## [Requirement]
Identify each line below that contains the word "header", and copy it out.

------------------------------------------------------------------------

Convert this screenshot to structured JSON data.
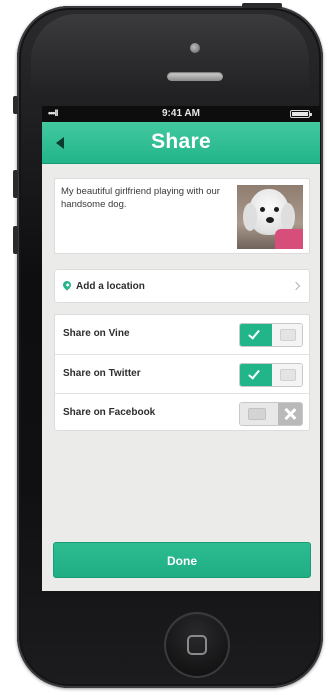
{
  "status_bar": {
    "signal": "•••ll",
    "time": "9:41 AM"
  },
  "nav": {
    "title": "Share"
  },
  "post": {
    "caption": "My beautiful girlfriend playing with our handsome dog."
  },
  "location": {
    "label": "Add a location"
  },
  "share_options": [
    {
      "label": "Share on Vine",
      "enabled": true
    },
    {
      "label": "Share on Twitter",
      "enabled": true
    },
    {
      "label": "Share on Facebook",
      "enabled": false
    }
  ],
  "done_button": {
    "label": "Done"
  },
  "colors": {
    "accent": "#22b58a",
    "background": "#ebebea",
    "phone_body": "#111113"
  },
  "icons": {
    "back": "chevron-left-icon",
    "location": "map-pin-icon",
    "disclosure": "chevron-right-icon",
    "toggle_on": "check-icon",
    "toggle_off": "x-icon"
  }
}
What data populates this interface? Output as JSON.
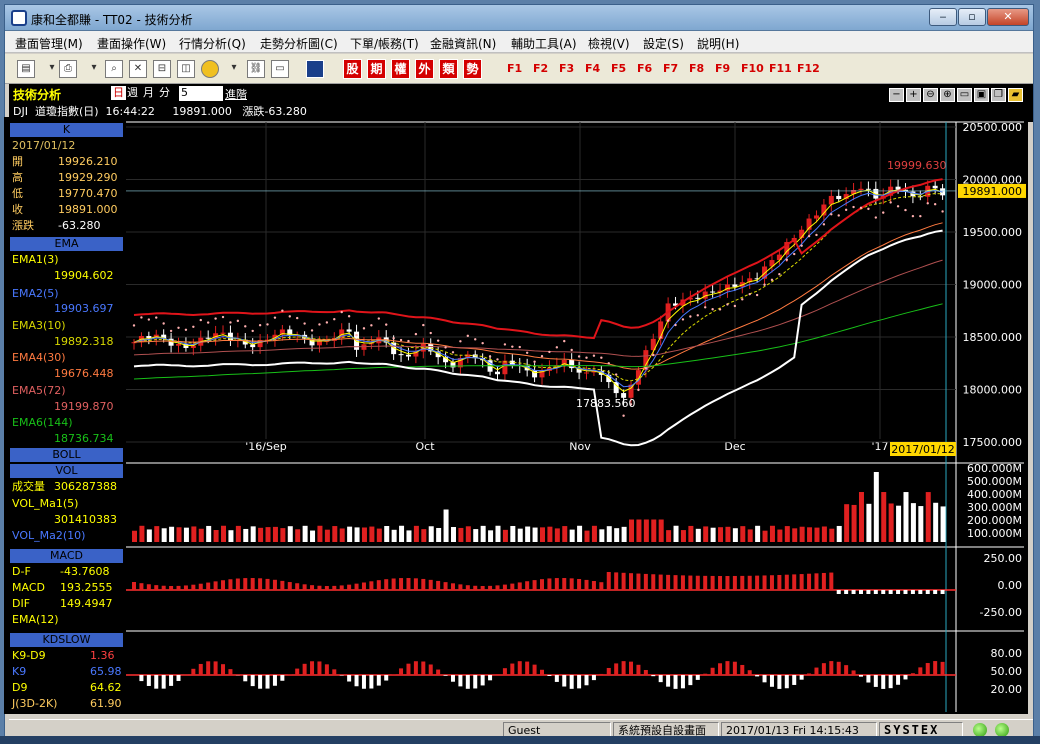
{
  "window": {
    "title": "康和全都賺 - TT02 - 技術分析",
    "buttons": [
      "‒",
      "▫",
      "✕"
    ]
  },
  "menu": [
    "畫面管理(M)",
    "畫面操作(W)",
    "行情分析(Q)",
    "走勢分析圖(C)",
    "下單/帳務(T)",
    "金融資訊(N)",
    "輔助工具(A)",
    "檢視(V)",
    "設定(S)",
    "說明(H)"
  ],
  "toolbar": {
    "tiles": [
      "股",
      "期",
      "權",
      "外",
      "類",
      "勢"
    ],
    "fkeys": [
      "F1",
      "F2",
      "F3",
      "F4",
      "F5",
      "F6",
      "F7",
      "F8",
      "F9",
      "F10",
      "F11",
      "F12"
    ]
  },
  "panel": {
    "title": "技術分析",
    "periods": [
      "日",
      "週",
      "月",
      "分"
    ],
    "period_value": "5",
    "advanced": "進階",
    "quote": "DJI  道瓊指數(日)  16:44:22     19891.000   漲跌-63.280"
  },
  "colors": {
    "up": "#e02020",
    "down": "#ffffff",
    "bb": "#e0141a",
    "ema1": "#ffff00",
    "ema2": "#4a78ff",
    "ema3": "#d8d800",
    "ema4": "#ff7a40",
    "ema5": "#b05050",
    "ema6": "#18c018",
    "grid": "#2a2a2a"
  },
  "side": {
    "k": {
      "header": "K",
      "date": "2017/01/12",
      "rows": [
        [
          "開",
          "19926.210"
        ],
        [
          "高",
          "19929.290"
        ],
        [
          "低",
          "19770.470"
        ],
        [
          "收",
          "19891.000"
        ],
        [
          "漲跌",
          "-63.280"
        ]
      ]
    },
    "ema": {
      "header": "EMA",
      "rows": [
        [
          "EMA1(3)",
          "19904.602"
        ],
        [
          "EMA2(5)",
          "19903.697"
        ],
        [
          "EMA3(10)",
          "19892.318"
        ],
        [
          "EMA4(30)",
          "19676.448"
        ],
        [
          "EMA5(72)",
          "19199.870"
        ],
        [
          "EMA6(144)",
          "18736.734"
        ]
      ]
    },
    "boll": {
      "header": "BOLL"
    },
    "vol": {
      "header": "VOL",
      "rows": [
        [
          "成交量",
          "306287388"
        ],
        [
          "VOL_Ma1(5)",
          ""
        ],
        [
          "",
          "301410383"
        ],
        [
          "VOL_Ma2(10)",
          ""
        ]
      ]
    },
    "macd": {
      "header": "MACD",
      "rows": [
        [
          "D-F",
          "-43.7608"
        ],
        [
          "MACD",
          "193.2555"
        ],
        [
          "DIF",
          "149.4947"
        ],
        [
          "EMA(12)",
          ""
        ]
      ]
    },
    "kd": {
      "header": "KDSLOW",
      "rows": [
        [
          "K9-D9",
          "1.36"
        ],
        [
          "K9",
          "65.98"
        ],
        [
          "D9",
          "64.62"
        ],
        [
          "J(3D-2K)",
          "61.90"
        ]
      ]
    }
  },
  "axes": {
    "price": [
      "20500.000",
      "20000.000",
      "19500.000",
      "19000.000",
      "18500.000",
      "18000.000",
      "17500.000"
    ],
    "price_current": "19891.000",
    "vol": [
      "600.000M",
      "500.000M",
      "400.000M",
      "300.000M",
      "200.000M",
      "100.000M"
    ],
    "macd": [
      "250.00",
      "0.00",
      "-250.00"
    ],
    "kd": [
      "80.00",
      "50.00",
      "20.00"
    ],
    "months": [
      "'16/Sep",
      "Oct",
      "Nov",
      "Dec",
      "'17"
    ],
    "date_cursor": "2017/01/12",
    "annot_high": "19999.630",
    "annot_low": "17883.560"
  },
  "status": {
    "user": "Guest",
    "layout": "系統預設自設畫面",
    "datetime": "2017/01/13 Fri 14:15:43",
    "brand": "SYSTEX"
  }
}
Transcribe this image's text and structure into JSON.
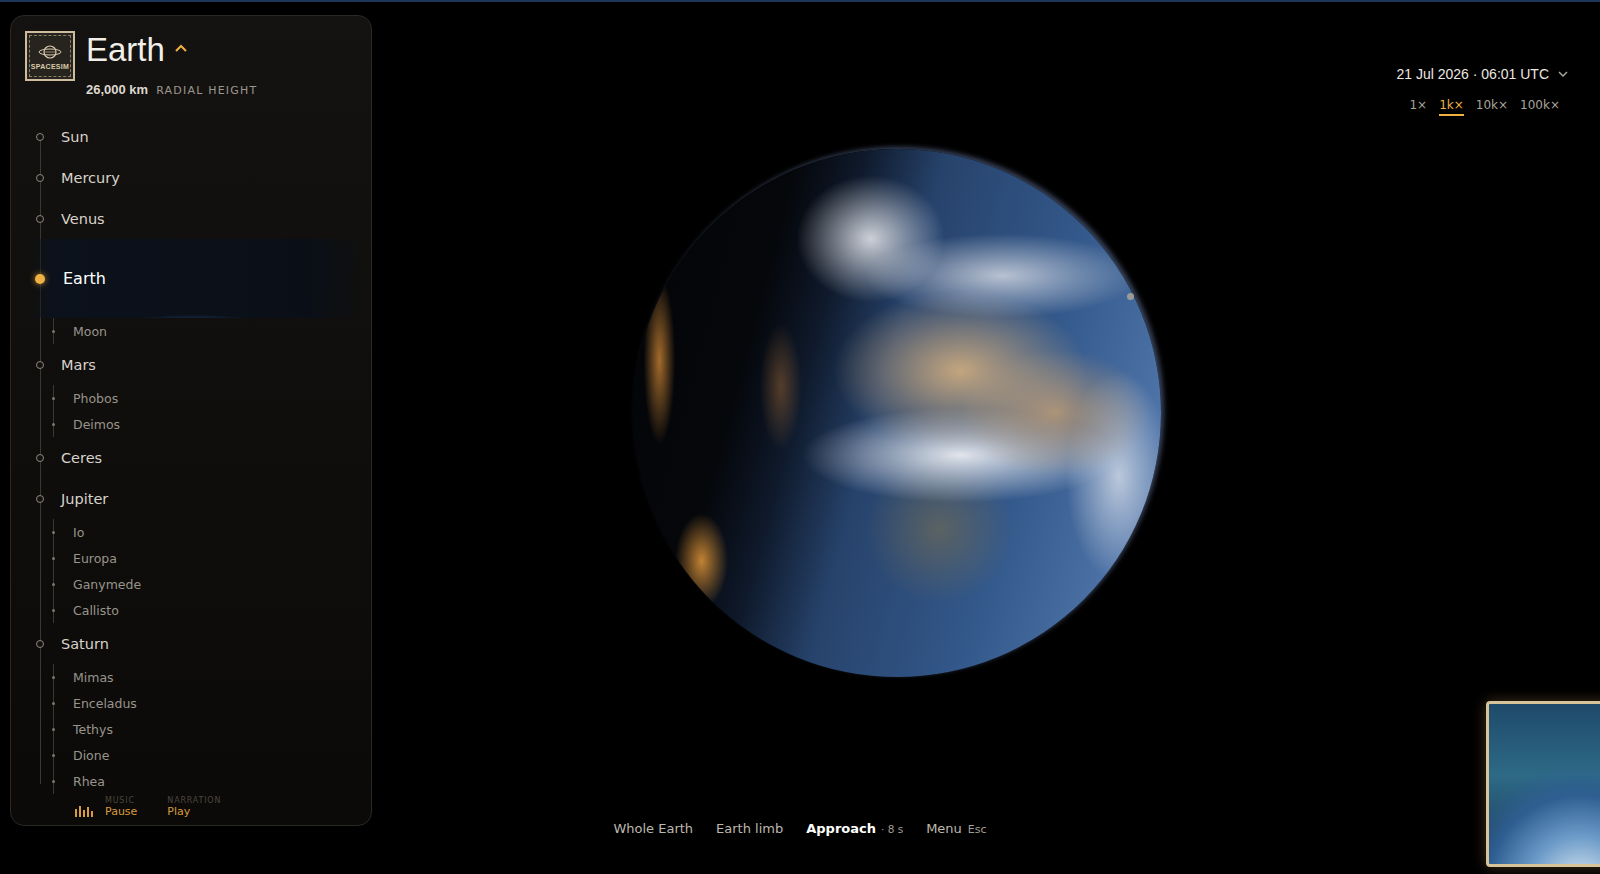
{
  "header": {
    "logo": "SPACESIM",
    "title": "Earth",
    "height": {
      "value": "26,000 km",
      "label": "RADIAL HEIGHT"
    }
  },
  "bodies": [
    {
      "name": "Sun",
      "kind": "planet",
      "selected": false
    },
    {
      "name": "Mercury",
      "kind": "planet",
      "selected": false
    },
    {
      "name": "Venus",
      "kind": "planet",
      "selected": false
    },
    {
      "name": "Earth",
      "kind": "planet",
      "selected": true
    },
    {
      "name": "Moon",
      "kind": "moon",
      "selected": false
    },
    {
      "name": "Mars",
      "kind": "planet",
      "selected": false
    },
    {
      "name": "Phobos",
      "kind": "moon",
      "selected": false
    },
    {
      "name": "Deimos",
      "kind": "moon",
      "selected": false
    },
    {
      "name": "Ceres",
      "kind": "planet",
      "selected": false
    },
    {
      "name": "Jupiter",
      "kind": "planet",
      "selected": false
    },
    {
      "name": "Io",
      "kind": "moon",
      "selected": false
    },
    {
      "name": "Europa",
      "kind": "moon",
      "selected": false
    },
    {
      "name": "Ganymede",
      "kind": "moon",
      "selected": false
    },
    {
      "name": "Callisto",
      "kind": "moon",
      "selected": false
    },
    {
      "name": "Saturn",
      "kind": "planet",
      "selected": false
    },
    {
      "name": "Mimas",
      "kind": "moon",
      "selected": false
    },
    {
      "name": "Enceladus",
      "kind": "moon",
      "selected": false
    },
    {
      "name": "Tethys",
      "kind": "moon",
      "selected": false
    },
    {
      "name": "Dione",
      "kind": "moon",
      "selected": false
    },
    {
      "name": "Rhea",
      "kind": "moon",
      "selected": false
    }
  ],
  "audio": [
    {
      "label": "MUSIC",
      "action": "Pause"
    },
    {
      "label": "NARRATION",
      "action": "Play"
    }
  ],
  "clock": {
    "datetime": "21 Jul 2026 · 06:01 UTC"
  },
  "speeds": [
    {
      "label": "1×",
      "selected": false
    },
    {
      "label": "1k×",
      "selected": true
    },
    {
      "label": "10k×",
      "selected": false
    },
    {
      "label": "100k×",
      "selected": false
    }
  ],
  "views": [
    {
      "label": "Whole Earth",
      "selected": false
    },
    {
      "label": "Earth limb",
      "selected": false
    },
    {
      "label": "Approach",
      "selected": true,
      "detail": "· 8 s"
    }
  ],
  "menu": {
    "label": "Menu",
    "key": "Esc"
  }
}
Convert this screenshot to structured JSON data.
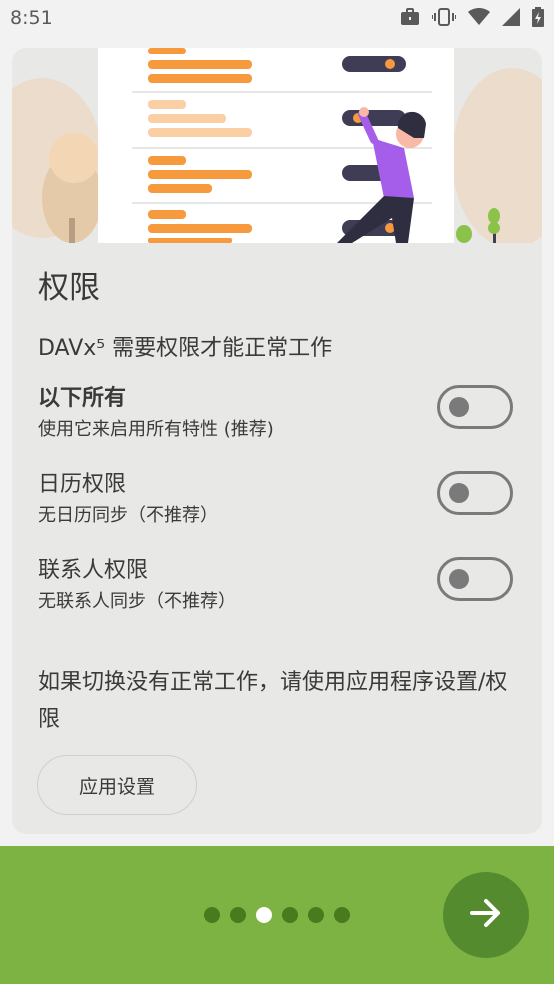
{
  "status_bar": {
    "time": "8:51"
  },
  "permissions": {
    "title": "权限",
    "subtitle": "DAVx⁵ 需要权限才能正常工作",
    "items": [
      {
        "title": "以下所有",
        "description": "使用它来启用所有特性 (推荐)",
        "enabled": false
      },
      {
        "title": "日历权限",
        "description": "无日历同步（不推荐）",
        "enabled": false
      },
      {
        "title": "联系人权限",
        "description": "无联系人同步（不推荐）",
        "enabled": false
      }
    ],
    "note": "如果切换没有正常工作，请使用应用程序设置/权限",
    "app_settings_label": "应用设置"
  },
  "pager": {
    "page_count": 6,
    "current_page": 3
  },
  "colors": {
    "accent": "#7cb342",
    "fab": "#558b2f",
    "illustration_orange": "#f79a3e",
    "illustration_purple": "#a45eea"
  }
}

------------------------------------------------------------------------

## [Reply]
      "header": "K",
      "header": "EMA",
      "header": "BOLL"
      "header": "VOL",
      "header": "MACD",
      "header": "KDSLOW",
  "header": {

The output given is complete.